4. Uggs- It just seemed so silly to me – Jessica Simpson or Linsday Lohan, sporting her Uggs while wearing shorts. Umm, aren’t Uggs lined in toasty-warm sheepskin, perfect for sub-zero temperatures? Chalk those boots to the don’ts of 2003. Several years pass and now our 13 year old baby-sitter is wearing them, which is exactly why I wouldn’t buy them for myself. But this past Christmas, Santa brings me a pair of my very own and then I discover what everyone else has figured out: Uggs are lined in toasty-warm sheepskin, perfect for sub-zero temperatures. Say goodbye to cold feet forever! Disclaimer: these will be put away once then temperature rises above 50 degrees. If only everyone else could be so sensible.
5. grocery budgeting- I was always one of those shoppers for whom grocery shopping was an experience, meandering through the aisles of Wegman’s, smelling the fresh basil, sampling the soft-ripening cheeses, and mentally planning my weekly menus on the fly based on what I was in the mood for and what may or may not be on sale. I never had a food budget – I bought what I wanted, when I wanted it.
Back in January, I decided to take a cold hard look at our grocery spending and I was shocked when I added up the grocery debits from the past few months. We were spending well over $800 on just groceries for our little family of four. The problem was not just buying rib eye steaks, it was forgetting about that bunch of broccoli rabe at the bottom of the crisper that had to be thrown away. Even if you don’t keep up on the worldwide food shortages, you can’t help but to notice the dramatic price increases in staples such as flour, sugar, eggs and milk in just the past year. It was time to take control of the waste and create an honest-to-goodness food budget.
Within two months, I managed to slash my grocery spending in half while simultaneously the increasing our pantry inventory. This was accomplished several ways:
- I came up with a realistic amount that I was going to spend each week and when I hit that amount, I stopped buying. Simple as that.
- To help me accomplish this goal, I stopped using my debit card at the grocery store. Do you remember your mom counting out her grocery money in those bank envelopes? Yup – go old school. Take out the cash each week (or bi-weekly) and you’ll be amazed at how much easier it is to stick to your budget when you are using cold hard cash.

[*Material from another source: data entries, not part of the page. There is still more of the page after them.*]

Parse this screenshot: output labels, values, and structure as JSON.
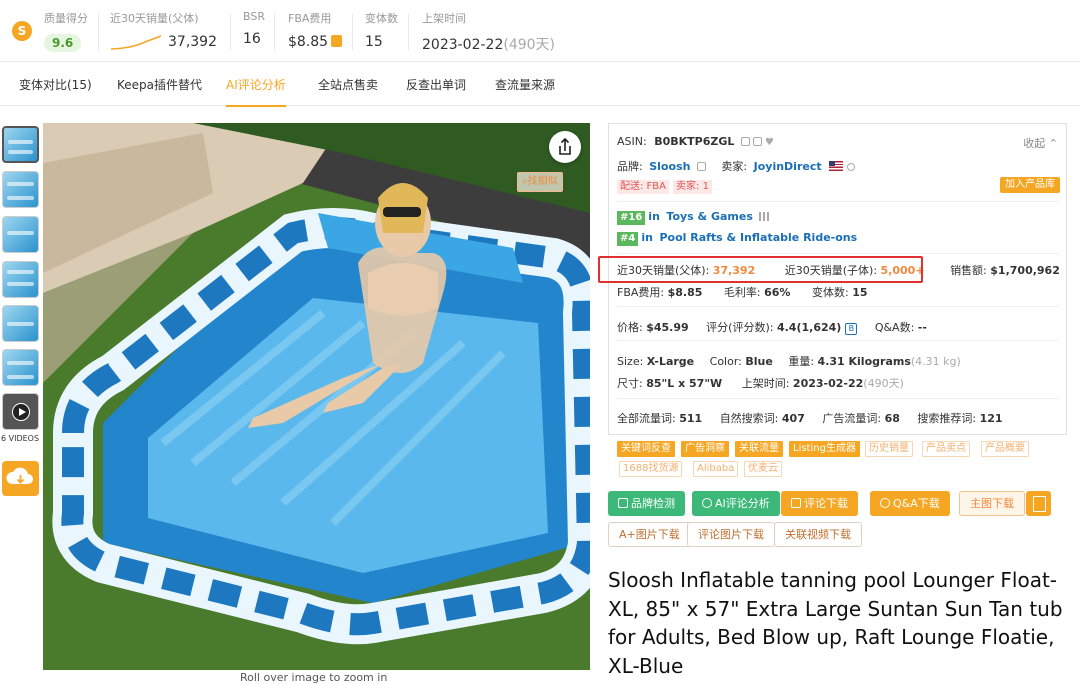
{
  "metrics": {
    "logo": "S",
    "quality_label": "质量得分",
    "quality_value": "9.6",
    "sales_label": "近30天销量(父体)",
    "sales_value": "37,392",
    "bsr_label": "BSR",
    "bsr_value": "16",
    "fba_label": "FBA费用",
    "fba_value": "$8.85",
    "variants_label": "变体数",
    "variants_value": "15",
    "listed_label": "上架时间",
    "listed_value": "2023-02-22",
    "listed_days": "(490天)"
  },
  "tabs": [
    {
      "label": "变体对比(15)"
    },
    {
      "label": "Keepa插件替代"
    },
    {
      "label": "AI评论分析"
    },
    {
      "label": "全站点售卖"
    },
    {
      "label": "反查出单词"
    },
    {
      "label": "查流量来源"
    }
  ],
  "gallery": {
    "videos_label": "6 VIDEOS",
    "zoom_hint": "Roll over image to zoom in",
    "find_similar": "找相似"
  },
  "info": {
    "asin_label": "ASIN:",
    "asin_value": "B0BKTP6ZGL",
    "collapse": "收起",
    "brand_label": "品牌:",
    "brand_value": "Sloosh",
    "seller_label": "卖家:",
    "seller_value": "JoyinDirect",
    "tag_fba": "配送: FBA",
    "tag_sellers": "卖家: 1",
    "add_library": "加入产品库",
    "rank1_num": "#16",
    "rank1_in": "in",
    "rank1_cat": "Toys & Games",
    "rank2_num": "#4",
    "rank2_in": "in",
    "rank2_cat": "Pool Rafts & Inflatable Ride-ons",
    "parent_sales_label": "近30天销量(父体):",
    "parent_sales_value": "37,392",
    "child_sales_label": "近30天销量(子体):",
    "child_sales_value": "5,000+",
    "revenue_label": "销售额:",
    "revenue_value": "$1,700,962",
    "fba_label": "FBA费用:",
    "fba_value": "$8.85",
    "margin_label": "毛利率:",
    "margin_value": "66%",
    "variants_label": "变体数:",
    "variants_value": "15",
    "price_label": "价格:",
    "price_value": "$45.99",
    "rating_label": "评分(评分数):",
    "rating_value": "4.4(1,624)",
    "rating_badge": "B",
    "qa_label": "Q&A数:",
    "qa_value": "--",
    "size_label": "Size:",
    "size_value": "X-Large",
    "color_label": "Color:",
    "color_value": "Blue",
    "weight_label": "重量:",
    "weight_value": "4.31 Kilograms",
    "weight_alt": "(4.31 kg)",
    "dims_label": "尺寸:",
    "dims_value": "85\"L x 57\"W",
    "listed_label": "上架时间:",
    "listed_value": "2023-02-22",
    "listed_days": "(490天)",
    "traffic_all_label": "全部流量词:",
    "traffic_all_value": "511",
    "traffic_natural_label": "自然搜索词:",
    "traffic_natural_value": "407",
    "traffic_ads_label": "广告流量词:",
    "traffic_ads_value": "68",
    "traffic_rec_label": "搜索推荐词:",
    "traffic_rec_value": "121"
  },
  "tool_tags": [
    {
      "label": "关键词反查"
    },
    {
      "label": "广告洞察"
    },
    {
      "label": "关联流量"
    },
    {
      "label": "Listing生成器"
    },
    {
      "label": "历史销量"
    },
    {
      "label": "产品卖点"
    },
    {
      "label": "产品概要"
    },
    {
      "label": "1688找货源"
    },
    {
      "label": "Alibaba"
    },
    {
      "label": "优麦云"
    }
  ],
  "actions": {
    "brand_check": "品牌检测",
    "ai_review": "AI评论分析",
    "review_download": "评论下载",
    "qa_download": "Q&A下载",
    "main_image_download": "主图下载",
    "aplus_download": "A+图片下载",
    "review_image_download": "评论图片下载",
    "related_video_download": "关联视频下载"
  },
  "product_title": "Sloosh Inflatable tanning pool Lounger Float-XL, 85\" x 57\" Extra Large Suntan Sun Tan tub for Adults, Bed Blow up, Raft Lounge Floatie, XL-Blue",
  "colors": {
    "accent": "#f5a623",
    "link_blue": "#1a6fb5",
    "green": "#3cb878",
    "highlight_red": "#e03030"
  }
}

- Plan your weekly menu and shopping lists using the grocery circulars that come in your mail, buying what’s on sale. You’ll start to notice there are certain things that go on sale regularly, like cereal and meat. Also, having a menu eliminates the problem of forgotten produce and meats rotting in your refrigerator.
- Clipping coupons in the Sunday paper. And don’t throw away the ones you don’t use – be open to trying new brands that you can combine sale prices with coupons. It’s amazing how good a box of cereal tastes when it’s free!
- If you want to go hard core, join forums like Hot Coupon World and Slickdeal.net. It does take a while to get oriented, but you can find printable coupons and specific shopping strategies. You’d be surprised at what kind of coupons are out there – coupons for organic milk, for example (see #1).